For as long as e-discovery lawyers have been using technology assisted review, a belief has persisted that it cannot be used economically or effectively in small cases. But TAR can be highly effective in small cases, typically reducing the time and cost of a review project by 60 to 80 percent, say John Tredennick, Thomas Gricks III and Andrew Bye of Catalyst Repository Systems LLC.
President Donald Trump has publicly advocated for NFL owners to fire players who refuse to stand for the national anthem at football games. This raises the question: Would it be unlawful to fire an employee for refusing to do so, if the basis were to protest perceived societal racial injustice? asks David Gottlieb of Wigdor LLP.
The Sedona Conference Working Group's updated Sedona Principles provides a timely reminder that the legal industry needs to be thinking more seriously about the interconnectedness between e-discovery and information governance, says Saffa Sleet of FTI Consulting Inc.
Albert Einstein famously said, “The definition of insanity is doing the same thing over and over again, but expecting different results.” That maxim applies to large companies that seek more value and diversity from their outside counsel by expecting big firms to change. There’s a simple solution to this problem, according to attorneys Margaret Cassidy, Sara Kropf and Ellen D. Marcus.
Payment collection delays have caused law firms to seek new options, one of which is litigation finance. In this context, litigation finance can offer alternative avenues to firms as they approach the end of a fiscal year or partnership distribution dates, says Travis Lenkner of Burford Capital LLC.

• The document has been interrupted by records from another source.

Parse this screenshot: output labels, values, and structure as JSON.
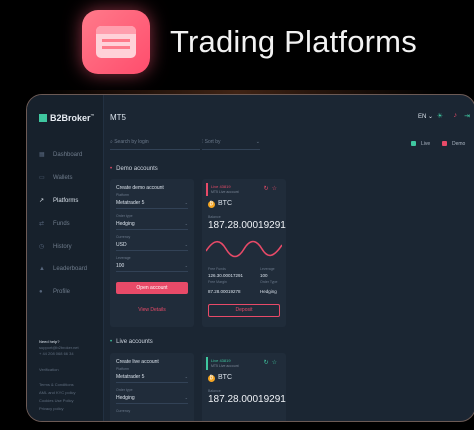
{
  "header": {
    "title": "Trading Platforms",
    "icon": "trading-window-icon"
  },
  "app": {
    "logo": "B2Broker",
    "logo_tm": "™",
    "page_title": "MT5",
    "language": "EN",
    "nav": [
      {
        "label": "Dashboard",
        "icon": "grid-icon"
      },
      {
        "label": "Wallets",
        "icon": "wallet-icon"
      },
      {
        "label": "Platforms",
        "icon": "chart-icon",
        "active": true
      },
      {
        "label": "Funds",
        "icon": "funds-icon"
      },
      {
        "label": "History",
        "icon": "history-icon"
      },
      {
        "label": "Leaderboard",
        "icon": "leaderboard-icon"
      },
      {
        "label": "Profile",
        "icon": "profile-icon"
      }
    ],
    "help": {
      "title": "Need help?",
      "email": "support@b2broker.net",
      "phone": "+ 44 208 068 66 34",
      "verification": "Verification",
      "links": [
        "Terms & Conditions",
        "AML and KYC policy",
        "Cookies Use Policy",
        "Privacy policy"
      ]
    },
    "toolbar": {
      "search_placeholder": "Search by login",
      "sort_placeholder": "Sort by",
      "live_label": "Live",
      "demo_label": "Demo"
    },
    "sections": {
      "demo": "Demo accounts",
      "live": "Live accounts"
    },
    "demo_form": {
      "title": "Create demo account",
      "platform_label": "Platform",
      "platform_value": "Metatrader 5",
      "order_label": "Order type",
      "order_value": "Hedging",
      "currency_label": "Currency",
      "currency_value": "USD",
      "leverage_label": "Leverage",
      "leverage_value": "100",
      "open_button": "Open account",
      "view_details": "View Details"
    },
    "live_form": {
      "title": "Create live account",
      "platform_label": "Platform",
      "platform_value": "Metatrader 5",
      "order_label": "Order type",
      "order_value": "Hedging",
      "currency_label": "Currency"
    },
    "demo_card": {
      "tag": "Live 43819",
      "tag_sub": "MT5 Live account",
      "asset": "BTC",
      "balance_label": "Balance",
      "balance": "187.28.00019291",
      "free_funds_label": "Free Funds",
      "free_funds": "126.30.00017291",
      "leverage_label": "Leverage",
      "leverage": "100",
      "free_margin_label": "Free Margin",
      "free_margin": "87.28.00019278",
      "order_type_label": "Order Type",
      "order_type": "Hedging",
      "deposit_button": "Deposit"
    },
    "live_card": {
      "tag": "Live 43819",
      "tag_sub": "MT5 Live account",
      "asset": "BTC",
      "balance_label": "Balance",
      "balance": "187.28.00019291"
    },
    "colors": {
      "accent": "#e84a68",
      "green": "#3fc7a0",
      "bg": "#1b2633"
    }
  }
}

Imagine going to a restaurant and ordering your steak medium-rare. The steak arrives burned. You expect the kitchen to bring you another one properly done, right? And you don’t expect to pay for two steaks, do you? Paying a vendor for document review should be no different, says Lisa Prowse, an attorney and vice president at e-discovery firm BIA Inc.
Last December, the World Anti-Doping Agency issued its final report on Russian doping. No athletes were proven guilty, yet hundreds were punished. The results in individual cases so far — 95 out of 96 athletes have been cleared of wrongdoing — clearly show that due process makes a huge difference, says Ronald Katz of GCA Law Partners LLP.